But he said some were clearly “stretching that rule”, adding: “People should not take the mickey out of the rules and they shouldn’t stretch the rules, people should respect the rules, because they’re there for a reason and that’s to keep everybody safe.”
Asked if the UK has now hit the peak of this wave, as some data may suggest, Mr Hancock said: “Well, I want it to be.
“But again, that comes down to the behaviour of everyone.
“Together we can make this the peak if enough people follow the rules, which are incredibly clear.”
Pressed again on if this was the peak, he said: “Well we don’t know, we published the data every day.
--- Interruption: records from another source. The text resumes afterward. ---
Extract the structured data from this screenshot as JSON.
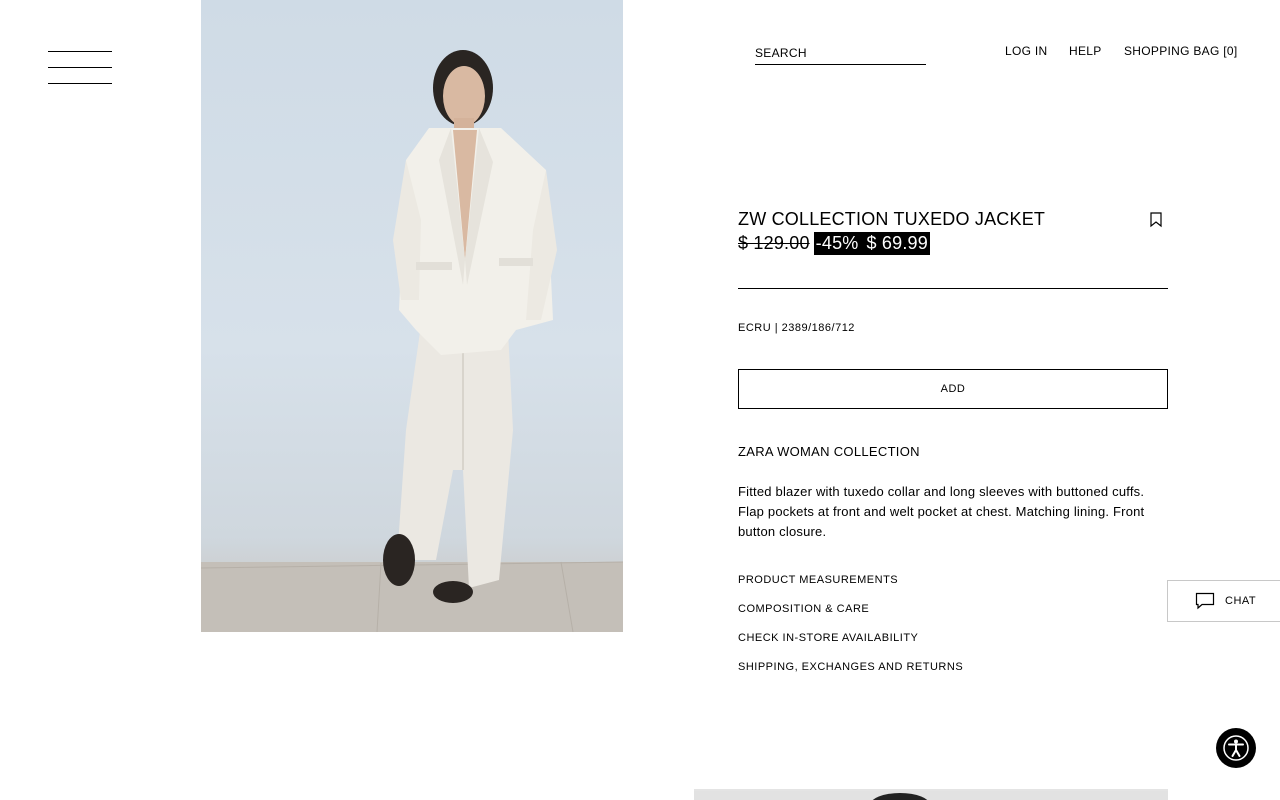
{
  "header": {
    "search_placeholder": "SEARCH",
    "login_label": "LOG IN",
    "help_label": "HELP",
    "bag_label": "SHOPPING BAG [0]"
  },
  "product": {
    "title": "ZW COLLECTION TUXEDO JACKET",
    "old_price": "$ 129.00",
    "discount": "-45%",
    "sale_price": "$ 69.99",
    "color_ref": "ECRU | 2389/186/712",
    "add_label": "ADD",
    "collection": "ZARA WOMAN COLLECTION",
    "description": "Fitted blazer with tuxedo collar and long sleeves with buttoned cuffs. Flap pockets at front and welt pocket at chest. Matching lining. Front button closure.",
    "info_links": [
      "PRODUCT MEASUREMENTS",
      "COMPOSITION & CARE",
      "CHECK IN-STORE AVAILABILITY",
      "SHIPPING, EXCHANGES AND RETURNS"
    ]
  },
  "chat": {
    "label": "CHAT"
  },
  "icons": {
    "menu": "hamburger-menu-icon",
    "bookmark": "bookmark-icon",
    "chat": "chat-bubble-icon",
    "accessibility": "accessibility-icon"
  },
  "colors": {
    "text": "#000000",
    "background": "#ffffff",
    "sale_badge_bg": "#000000",
    "sale_badge_text": "#ffffff"
  }
}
I hope that it is.”
Mr Hancock said sending patients to hotels was a “further back-up plan” for some step-down patients, but “it’s not something we are actively putting in place”.
And he said the NHS was ready to vaccinate people 24 hours a day, seven days a week if necessary.
“We’re absolutely up for doing that if it helps to speed up the vaccination programme,” he said.
“I can’t see that being the major factor, because most people want to get vaccinated in the daytime, and also most people who are doing the vaccinations want to give them in the daytime, but there may be circumstances in which that would help.
“And we’re absolutely up for that.”
Mr Hancock said the Government currently had as much supply of vaccines as “we were expecting”, and manufacturing by Pfizer and AstraZeneca is on track.
NHS officials have stressed that vaccines are currently being sent to those sites that can vaccinate as many people as possible, with more sites being sent jabs as the supply increases.
The NHS has also denied a report in the Telegraph that suggested the vaccine rollout was being paused in some areas to allow other parts of the country to catch up.
Earlier, Dr Daisy Fancourt, from University College London’s Institute of Epidemiology and Health, who has carried out a study on lockdown compliance, said people were following the rules in the vast majority of cases.
“We found that compliance has been improving month on month, and week on week, and actually it’s now back to the same levels that it was last May, so whilst we hear the stories of rule-breakers, actually the majority of the population are really playing their part at the moment,” she told BBC Breakfast.
She said rule flouting such as holding house parties was only being done by a “very, very tiny” percentage of people.
“What we’re seeing a bit more of is people bending these rules, so perhaps looking for loopholes, or slightly pushing the boundaries of the rules.”
Dr Fancourt said the rule that people are breaking most is meeting up with more people than they are allowed to outdoors.
She told BBC Breakfast: “I think people are thinking they’ve got that added protection from being outside with increased air and ventilation, which of course is true to a certain extent, but actually I think now we’re looking at this new virus, we’ve got to be particularly cautious on this.
“We’re finding this across all age groups, so it’s not like there’s one particular group that are most likely to break this rule, but I think it’s one that people, if they’re looking to improve their own behaviours at the moment, it’s a really good one to try and tighten up on.”
Later on Wednesday, the Prime Minister will be grilled by senior MPs on the liaison committee after facing Labour leader Sir Keir Starmer during PMQs.
Vaccines minister Nadhim Zahawi and health bosses crucial to the jabs programme are also being questioned by the Commons Science and Technology committee.
With rolling out the vaccines key to easing lockdowns, the latest Government figures showed 2,431,648 in the UK have received a first dose.
As of Tuesday, a further 1,243 people in the UK had died within 28 days of testing positive for Covid-19, with a further 45,533 cases being confirmed by labs.
Meanwhile, the Scottish Government is considering further Covid-19 restrictions as the death toll from the virus passed 5,000.
First Minister Nicola Sturgeon will outline any changes to the Scottish Parliament on Wednesday.
In Northern Ireland, chief medical officer Dr Michael McBride has said the current lockdown is likely to last beyond February 6.